TASK DESCRIPTION:
Look through the records below and collect all lines that hold the string "name".

━━━

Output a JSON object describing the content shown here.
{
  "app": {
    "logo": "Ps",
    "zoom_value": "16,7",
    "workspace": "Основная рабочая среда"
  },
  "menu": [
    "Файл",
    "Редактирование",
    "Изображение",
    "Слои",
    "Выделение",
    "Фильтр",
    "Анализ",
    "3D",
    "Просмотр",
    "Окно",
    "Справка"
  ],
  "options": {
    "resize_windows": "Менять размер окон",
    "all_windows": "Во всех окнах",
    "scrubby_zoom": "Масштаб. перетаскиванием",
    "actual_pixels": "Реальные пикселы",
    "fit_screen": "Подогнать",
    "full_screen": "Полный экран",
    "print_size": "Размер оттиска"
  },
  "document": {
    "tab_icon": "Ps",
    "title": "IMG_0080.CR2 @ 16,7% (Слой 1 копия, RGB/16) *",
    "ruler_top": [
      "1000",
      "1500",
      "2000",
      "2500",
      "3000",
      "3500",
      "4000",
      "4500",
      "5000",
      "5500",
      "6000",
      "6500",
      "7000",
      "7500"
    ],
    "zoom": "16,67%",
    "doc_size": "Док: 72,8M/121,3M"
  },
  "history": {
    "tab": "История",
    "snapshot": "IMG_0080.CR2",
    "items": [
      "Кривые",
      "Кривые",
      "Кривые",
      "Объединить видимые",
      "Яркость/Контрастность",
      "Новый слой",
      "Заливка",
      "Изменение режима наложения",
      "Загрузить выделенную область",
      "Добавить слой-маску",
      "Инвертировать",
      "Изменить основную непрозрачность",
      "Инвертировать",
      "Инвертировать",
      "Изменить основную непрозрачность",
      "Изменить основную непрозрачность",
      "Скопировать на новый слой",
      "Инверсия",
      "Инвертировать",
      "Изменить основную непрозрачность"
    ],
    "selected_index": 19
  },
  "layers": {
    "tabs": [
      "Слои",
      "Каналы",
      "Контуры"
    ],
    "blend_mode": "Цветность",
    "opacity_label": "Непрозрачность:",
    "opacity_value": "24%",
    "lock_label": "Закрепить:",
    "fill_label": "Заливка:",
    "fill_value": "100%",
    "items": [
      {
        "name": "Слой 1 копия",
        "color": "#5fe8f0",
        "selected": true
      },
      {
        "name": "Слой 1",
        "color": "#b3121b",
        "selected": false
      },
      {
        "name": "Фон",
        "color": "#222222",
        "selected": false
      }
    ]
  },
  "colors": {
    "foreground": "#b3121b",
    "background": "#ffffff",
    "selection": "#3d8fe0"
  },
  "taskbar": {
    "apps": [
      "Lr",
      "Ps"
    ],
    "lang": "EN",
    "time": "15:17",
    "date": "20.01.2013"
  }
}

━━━

WRITTEN SOLUTION:
        "name": "Слой 1 копия",
        "name": "Слой 1",
        "name": "Фон",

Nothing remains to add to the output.